  2. Müller, Bednorz, Possible highT c superconductivity in the Ba − La − Cu − O system, Zeitschrift für Physik B, Volume 64, 1986, pp. 189-193
  3. ^ GF Sun, KW Wong, BR Xu, Y. Xin, DF Lu: enhancement of by substitution . In: Physics Letters A . tape 192 , no. 1 , 1994, p. 122-124 , doi : 10.1016 / 0375-9601 (94) 91026-X .
  4. a b A. P. Drozdov, MI Eremets, IA Troyan, V. Ksenofontov, SI Shylin: Conventional superconductivity at 203 kelvin at high pressures in the sulfur hydride system . In: Nature . August 17, 2015, doi : 10.1038 / nature14964 .
  5. AP Drozdov, PP Kong, VS Minkov, SP Besedin, MA Kuzovnikov: Superconductivity at 250 K in lanthanum hydride under high pressures . In: Nature . tape 569 , no. 7757 , May 2019, ISSN  0028-0836 , p. 528-531 , doi : 10.1038 / s41586-019-1201-8 .

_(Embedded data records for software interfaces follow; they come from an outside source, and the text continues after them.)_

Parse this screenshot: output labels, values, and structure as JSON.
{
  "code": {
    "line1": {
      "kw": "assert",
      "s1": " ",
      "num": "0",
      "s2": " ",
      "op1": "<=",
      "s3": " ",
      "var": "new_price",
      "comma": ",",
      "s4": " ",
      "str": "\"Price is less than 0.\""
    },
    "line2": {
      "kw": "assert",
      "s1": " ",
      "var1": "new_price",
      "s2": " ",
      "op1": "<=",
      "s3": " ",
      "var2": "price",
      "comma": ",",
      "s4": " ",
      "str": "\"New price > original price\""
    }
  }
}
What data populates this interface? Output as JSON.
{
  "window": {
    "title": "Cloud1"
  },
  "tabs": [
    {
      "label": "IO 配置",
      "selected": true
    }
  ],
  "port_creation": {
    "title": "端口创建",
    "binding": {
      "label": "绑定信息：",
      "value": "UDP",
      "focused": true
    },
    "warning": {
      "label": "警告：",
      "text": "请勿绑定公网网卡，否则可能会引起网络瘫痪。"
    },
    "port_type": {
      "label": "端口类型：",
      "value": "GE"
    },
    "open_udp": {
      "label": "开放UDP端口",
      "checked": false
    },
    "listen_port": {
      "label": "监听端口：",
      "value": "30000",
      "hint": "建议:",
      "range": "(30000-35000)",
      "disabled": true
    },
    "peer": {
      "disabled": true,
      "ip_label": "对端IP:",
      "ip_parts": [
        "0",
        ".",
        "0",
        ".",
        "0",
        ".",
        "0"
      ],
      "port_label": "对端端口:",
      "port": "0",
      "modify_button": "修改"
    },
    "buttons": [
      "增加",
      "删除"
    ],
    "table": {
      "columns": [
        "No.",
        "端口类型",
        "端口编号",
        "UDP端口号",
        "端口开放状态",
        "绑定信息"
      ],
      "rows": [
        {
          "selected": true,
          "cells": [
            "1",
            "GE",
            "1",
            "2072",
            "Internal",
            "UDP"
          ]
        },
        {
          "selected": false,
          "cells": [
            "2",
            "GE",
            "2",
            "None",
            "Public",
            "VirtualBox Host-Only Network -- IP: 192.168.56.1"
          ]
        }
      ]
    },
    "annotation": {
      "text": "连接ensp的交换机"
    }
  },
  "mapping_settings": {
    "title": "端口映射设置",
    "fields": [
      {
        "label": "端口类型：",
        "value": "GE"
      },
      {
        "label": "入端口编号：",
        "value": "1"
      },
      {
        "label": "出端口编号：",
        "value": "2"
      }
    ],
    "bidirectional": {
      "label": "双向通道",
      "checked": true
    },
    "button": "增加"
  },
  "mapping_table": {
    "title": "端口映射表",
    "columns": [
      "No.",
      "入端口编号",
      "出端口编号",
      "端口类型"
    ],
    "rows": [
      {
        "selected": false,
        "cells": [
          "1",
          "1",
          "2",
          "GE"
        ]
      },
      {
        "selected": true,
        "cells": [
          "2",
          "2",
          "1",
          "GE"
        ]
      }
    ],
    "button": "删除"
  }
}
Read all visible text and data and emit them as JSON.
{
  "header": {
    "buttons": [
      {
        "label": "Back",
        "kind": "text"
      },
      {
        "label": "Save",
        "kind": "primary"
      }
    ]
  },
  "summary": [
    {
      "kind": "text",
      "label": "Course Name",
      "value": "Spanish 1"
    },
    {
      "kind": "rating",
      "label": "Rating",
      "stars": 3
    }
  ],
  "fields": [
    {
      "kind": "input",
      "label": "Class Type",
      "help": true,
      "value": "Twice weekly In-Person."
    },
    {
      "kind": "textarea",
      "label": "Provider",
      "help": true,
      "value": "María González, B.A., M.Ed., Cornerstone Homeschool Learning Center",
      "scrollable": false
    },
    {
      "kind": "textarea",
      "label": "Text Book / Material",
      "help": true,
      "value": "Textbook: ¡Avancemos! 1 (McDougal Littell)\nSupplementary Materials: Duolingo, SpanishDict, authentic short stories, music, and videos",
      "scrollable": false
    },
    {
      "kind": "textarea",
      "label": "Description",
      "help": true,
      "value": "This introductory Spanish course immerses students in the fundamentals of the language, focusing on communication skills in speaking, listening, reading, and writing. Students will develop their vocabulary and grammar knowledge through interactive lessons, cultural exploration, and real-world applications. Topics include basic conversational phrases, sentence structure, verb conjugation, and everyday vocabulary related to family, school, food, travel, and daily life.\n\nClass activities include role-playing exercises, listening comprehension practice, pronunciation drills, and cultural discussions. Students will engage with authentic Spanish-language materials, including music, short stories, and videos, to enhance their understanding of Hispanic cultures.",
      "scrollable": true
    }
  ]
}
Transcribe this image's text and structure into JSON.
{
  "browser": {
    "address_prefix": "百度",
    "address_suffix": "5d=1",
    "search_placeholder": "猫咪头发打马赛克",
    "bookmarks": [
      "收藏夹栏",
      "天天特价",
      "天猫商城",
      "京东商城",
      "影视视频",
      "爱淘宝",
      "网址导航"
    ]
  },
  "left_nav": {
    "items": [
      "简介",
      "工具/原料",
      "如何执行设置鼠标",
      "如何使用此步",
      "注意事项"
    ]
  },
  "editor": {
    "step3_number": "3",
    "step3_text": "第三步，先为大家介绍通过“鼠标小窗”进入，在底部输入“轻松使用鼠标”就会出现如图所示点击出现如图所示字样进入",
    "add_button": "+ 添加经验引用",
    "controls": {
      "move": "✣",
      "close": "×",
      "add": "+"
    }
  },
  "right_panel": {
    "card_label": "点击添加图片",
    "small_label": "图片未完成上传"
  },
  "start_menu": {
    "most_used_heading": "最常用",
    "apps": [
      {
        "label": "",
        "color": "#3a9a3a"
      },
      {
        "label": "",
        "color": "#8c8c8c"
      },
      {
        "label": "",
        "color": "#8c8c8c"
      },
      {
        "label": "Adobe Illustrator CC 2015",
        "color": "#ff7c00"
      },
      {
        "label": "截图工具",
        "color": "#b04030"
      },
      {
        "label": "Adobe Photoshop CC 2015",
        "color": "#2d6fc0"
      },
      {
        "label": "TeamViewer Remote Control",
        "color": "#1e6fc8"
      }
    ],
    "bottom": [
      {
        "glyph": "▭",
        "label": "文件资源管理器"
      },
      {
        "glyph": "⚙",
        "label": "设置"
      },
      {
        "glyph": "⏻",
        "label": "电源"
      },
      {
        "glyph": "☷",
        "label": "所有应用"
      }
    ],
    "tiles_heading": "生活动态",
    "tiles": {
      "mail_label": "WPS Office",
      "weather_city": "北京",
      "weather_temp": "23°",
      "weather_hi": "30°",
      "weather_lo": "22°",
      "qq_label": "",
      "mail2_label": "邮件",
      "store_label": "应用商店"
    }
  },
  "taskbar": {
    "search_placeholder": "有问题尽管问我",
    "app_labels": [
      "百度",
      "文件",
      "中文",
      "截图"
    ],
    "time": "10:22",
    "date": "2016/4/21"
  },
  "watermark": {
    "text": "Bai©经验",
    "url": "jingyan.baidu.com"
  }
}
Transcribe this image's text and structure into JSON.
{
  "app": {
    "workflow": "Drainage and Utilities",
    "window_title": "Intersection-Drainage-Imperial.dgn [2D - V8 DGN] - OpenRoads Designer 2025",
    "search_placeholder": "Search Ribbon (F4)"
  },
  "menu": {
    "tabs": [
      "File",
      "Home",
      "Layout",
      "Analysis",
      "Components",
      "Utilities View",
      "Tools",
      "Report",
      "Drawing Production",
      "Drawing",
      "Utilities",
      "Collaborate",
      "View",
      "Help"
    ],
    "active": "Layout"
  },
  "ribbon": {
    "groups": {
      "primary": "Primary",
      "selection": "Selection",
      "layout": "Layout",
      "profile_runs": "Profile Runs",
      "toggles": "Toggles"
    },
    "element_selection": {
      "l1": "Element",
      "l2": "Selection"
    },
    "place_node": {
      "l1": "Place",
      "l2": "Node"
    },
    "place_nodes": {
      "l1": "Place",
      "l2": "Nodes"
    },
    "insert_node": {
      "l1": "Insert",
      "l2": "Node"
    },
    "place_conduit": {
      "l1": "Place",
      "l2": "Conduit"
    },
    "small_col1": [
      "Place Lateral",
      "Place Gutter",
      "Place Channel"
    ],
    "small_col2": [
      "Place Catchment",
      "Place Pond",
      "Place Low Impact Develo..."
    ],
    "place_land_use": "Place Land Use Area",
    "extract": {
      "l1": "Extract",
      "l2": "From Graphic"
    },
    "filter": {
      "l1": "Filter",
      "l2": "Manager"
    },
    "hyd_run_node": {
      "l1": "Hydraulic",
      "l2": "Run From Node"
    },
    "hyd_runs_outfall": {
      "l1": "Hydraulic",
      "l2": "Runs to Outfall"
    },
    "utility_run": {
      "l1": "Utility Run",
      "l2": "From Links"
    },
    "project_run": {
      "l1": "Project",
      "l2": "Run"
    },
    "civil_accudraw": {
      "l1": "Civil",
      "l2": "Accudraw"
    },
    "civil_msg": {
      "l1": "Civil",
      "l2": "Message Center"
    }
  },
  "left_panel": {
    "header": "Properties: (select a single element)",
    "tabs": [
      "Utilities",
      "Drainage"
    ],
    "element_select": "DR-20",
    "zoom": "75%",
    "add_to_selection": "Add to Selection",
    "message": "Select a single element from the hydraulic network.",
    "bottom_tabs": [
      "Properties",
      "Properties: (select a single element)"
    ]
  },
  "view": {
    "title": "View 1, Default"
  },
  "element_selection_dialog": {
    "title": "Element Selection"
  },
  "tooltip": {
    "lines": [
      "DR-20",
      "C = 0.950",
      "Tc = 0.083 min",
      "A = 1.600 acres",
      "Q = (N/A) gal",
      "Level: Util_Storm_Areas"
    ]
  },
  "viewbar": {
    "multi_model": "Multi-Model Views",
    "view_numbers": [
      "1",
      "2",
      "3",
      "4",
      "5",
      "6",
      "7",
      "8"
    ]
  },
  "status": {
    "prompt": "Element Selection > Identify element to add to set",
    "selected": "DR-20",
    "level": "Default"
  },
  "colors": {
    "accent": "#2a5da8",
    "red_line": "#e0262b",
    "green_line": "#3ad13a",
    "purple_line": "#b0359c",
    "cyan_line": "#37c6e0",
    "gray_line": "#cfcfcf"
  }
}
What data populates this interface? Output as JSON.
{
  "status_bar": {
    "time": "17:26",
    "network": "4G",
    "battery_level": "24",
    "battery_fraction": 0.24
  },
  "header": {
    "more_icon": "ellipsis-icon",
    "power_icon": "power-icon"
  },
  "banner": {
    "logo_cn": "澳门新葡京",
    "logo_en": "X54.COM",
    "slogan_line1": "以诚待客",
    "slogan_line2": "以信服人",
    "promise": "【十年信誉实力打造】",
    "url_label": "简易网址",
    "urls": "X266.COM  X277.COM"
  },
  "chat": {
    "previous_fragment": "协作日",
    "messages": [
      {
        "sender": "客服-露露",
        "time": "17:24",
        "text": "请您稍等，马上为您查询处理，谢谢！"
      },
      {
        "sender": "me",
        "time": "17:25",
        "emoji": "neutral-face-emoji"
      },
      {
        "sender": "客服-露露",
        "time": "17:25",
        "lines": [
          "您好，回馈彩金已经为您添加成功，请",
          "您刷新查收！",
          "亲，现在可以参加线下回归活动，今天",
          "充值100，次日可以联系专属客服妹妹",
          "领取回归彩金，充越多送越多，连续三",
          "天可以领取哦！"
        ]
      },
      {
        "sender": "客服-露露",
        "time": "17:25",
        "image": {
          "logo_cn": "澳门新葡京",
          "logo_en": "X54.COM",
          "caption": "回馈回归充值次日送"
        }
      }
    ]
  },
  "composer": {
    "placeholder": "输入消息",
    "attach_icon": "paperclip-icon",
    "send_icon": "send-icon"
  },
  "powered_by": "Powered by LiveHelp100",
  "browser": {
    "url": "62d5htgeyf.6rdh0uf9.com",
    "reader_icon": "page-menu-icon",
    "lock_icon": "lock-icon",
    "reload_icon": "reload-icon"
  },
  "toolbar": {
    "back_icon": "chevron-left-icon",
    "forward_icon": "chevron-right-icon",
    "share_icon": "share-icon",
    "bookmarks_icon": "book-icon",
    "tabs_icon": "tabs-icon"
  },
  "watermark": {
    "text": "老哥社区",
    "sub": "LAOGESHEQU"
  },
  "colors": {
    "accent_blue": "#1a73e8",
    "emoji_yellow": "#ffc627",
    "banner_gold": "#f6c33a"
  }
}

  6. Elliot Snider, Nathan Dasenbrock-Gammon, Raymond McBride, Mathew Debessai, Hiranya Vindana, Kevin Vencatasamy, Keith V. Lawler, Ashkan Salamat, Ranga P. Dias: Room-temperature superconductivity in a carbonaceous sulfur hydride . In: Nature . tape 586 , October 14, 2020, p. 373-377 , doi : 10.1038 / s41586-020-2801-z .
  7. ^ A b R. Nave: Superconductivity Examples. HyperPhysics, accessed May 24, 2009 .
  8. Jump up R. Flükiger, SY Hariharan, R. Küntzler, HL Luo, F. Weiss, T. Wolf, JQ Xu: Nb-Ti . In: SpringerMaterials - The Landolt-Börnstein Database . 21b2: Nb-H - Nb-Zr, Nd - Np, 1994, doi : 10.1007 / 10423690_53 .
  9. There is He 4 and He 3 . The former is a Bose system, the latter a Fermi system. At temperatures in the millikelvin range, He 3 achieves unusual quantum fluid states, which will not be discussed here, especially since they are discussed in an extensive book by Dieter Vollhardt and Peter Wölfle . He 4 becomes superfluid at 2.21 K (so-called λ transition). This temperature can be reached by "evaporating".
  10. ^ A b Charles Kittel: Introduction to Solid State Physics . 7th edition. Wiley, New York 1996, ISBN 978-0-471-11181-8 . (Another important superconductor in this class is lead (Pb) with T C = 7.196 K.)
  11. Björn Gojdka: The new gold rush: ferrous superconductors ( Memento from August 27, 2009 in the Internet Archive ). DESY - World of Physics, Hamburg, July 22, 2009, accessed on November 24, 2009.
  12. Rainer Scharf: Arsenide superconductor with that certain something ( Memento from December 4, 2013 in the Internet Archive ). pro-physik.de, January 29, 2009, accessed November 24, 2009.
  13. From alchemy to quantum dynamics: On the trail of superconductivity, magnetism and structural instability in the iron picnics . Max Planck Society, Research Report 2011 - Max Planck Institute for Chemical Physics of Solids, accessed on July 29, 2011.
  14. ^ A. Pawlak: Superconductivity in the city center. Physik-Journal vol. 13 (2014) issue 6 page 6
  15. Superconductivity instead of high-voltage cables - length record in Essen. In: Wissenschaft-aktuell.de. Retrieved May 26, 2019 .
  16. Instead of the so-called “singlet pairs” of the earlier ideas (spherical symmetry) one now has perhaps a kind of “d-wave pairing”, analogous to the function
  17. CC Tsuei, T. Doderer: Charge confinement effect in cuprate superconductors: an explanation for the normal-state resistivity and pseudogap . In: The European Physical Journal B - Condensed Matter and Complex Systems . tape 10 , no. 2 , 1999, p. 257-262 , doi : 10.1007 / s100510050853 .